Against Iowa, Barrett threw four interceptions while the defense gave up big days to the Hawkeyes’ tight ends. On both sides of the ball, where can Ohio State be exploited?

​You nailed it. Opposing tight ends have been giving the Buckeye defense fits this whole season, and again against Michigan last week, whose offense is terrible. The last few weeks specifically, big TEs have been making Ohio State’s linebackers look silly and completely unable to tackle (there is a good chance I lose my voice on Saturday from yelling, “Tackle him!”). The Buckeye secondary has gradually improved throughout the year, but once a receiver gets behind them, there is no recovering. The Badgers’ offense, while more prone to the run game, would be able to exploit the Buckeyes with mid-range passes to the outside that the receivers and tight ends can take up the seam for a score.

On defense, the Badgers will need to stay on the Buckeye receivers like glue. Barrett tends to panic when his receivers don’t have room down field and relies too heavily on himself to extend the play. By limiting the Buckeyes’ passing game, they’ll prevent run opportunities for the two-headed monster of Weber and Dobbins.

What are your keys to the game, and a prediction?

​With both the Buckeyes and Badgers boasting some of the best rushing offenses in the country, the key to game will be which team has more success via the pass. If Ohio State can shut down Alex Hornibrook and TE Troy Fumagalli​, the Buckeye rushmen should be able to at least contain Jonathan Taylor in the run like they did to Saquon Barkley of Penn State.

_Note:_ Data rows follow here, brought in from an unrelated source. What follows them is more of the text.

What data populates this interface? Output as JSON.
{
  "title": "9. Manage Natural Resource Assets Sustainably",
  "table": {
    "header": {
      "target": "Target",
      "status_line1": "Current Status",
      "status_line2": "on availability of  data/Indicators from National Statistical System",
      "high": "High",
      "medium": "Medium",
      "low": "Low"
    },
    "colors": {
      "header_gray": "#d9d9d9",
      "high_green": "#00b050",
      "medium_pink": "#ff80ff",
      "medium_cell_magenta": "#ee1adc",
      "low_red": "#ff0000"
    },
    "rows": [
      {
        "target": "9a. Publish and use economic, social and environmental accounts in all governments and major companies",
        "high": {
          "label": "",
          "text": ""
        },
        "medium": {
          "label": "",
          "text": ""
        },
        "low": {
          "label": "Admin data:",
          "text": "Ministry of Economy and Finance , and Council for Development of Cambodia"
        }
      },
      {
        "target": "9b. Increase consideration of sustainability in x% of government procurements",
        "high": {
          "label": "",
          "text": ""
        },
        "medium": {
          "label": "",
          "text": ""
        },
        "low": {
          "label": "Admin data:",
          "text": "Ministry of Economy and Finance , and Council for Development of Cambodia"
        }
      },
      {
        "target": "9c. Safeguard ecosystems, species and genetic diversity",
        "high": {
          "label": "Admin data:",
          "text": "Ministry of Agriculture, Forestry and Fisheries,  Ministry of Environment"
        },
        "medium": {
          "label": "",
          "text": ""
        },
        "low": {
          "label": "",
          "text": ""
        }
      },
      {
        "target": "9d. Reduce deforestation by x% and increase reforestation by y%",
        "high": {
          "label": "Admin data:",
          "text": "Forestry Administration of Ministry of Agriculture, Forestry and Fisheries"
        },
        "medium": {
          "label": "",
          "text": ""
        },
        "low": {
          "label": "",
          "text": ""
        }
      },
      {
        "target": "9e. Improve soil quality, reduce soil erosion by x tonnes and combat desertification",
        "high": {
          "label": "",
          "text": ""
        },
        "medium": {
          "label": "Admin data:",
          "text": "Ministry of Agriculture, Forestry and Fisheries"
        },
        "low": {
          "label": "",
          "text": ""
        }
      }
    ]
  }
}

I think this game comes down to the wire, and is either a super low-scoring game dominated by the defenses or a point-for-point battle to a high-scoring game decided by no more than a touchdown. I think Wisconsin has more to play for, both in looking for redemption over Ohio State from 2014 and for getting their first nearly-automatic bid to the College Football Playoff ... but, I still think the Buckeyes somehow find a way to get the win. A two-loss season under Urban Meyer is rare, but a three-loss year is almost unthinkable.